Somewhat more disquieting is the possibility that our approach is wrong.  SETI today is overwhelmingly a search for narrow-band electromagnetic transmissions, or in fewer syllables, a hunt for beamed radio or light.  We search with straightforward telescopic techniques, but it’s possible that alien broadcasts could be encoded in ways that we’re not set up to find.  I’m not talking about how they construct their messages–or whether they’re broadcasting in Standard American English or a lilting Klingon dialect–but the technical scheme they use. For instance, Walt Simmons at the University of Hawaii has suggested that garrulous aliens might wield two widely separated transmitters and use quantum mechanical effects to encode their messages. The advantage would be that if we opened this type of alien mail, it would be impossible to tell from which direction it came, thereby protecting the anonymity of the sender.  This sort of approach–still somewhat beyond our technical abilities–might make our present receiving schemes seem naïve.

In addition, there’s always the chance that the discovery of new physics will reveal some communication mode that’s either faster than light and radio, or requires less energy to use.  This doesn’t seem likely, but science is all about surprises. 

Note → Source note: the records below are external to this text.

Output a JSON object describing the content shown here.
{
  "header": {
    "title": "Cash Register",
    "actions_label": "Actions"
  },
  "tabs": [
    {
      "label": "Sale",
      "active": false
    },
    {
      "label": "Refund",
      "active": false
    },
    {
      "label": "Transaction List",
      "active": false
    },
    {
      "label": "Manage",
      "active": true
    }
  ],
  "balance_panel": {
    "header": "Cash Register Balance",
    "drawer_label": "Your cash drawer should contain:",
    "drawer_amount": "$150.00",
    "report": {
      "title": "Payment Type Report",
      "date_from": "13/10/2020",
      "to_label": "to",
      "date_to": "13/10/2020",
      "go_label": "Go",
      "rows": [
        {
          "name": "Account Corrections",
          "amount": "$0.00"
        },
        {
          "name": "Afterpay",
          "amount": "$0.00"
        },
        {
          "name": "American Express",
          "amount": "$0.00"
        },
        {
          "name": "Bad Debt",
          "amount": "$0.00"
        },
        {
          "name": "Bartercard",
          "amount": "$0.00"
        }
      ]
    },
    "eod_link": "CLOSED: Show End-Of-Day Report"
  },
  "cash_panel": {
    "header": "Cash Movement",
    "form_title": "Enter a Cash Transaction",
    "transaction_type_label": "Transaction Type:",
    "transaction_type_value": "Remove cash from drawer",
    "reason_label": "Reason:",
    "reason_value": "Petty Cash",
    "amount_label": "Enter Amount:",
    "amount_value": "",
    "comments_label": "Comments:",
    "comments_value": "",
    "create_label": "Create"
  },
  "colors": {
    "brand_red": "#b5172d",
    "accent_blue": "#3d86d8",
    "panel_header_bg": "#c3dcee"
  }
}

Indeed, my personal feeling is that if SETI hasn’t turned up something by the second half of this century, we should reconsider our search strategy, rather than assume that we’ve failed because there is nothing–or no one–to find.  Would I ever conclude that we’ve searched enough? Would I ever truly give up on SETI’s bedrock premise, and tell myself that the extraterrestrials simply aren’t out there?  Not likely.  That would be to assume that we’ve learned all there is to know about our universe, a stance that is contrary to the spirit of explorers and scientists alike. We might yearn, or even need to believe that we are special, but to conclude that Homo sapiens is the best the cosmos has to offer is egregious self-adulation.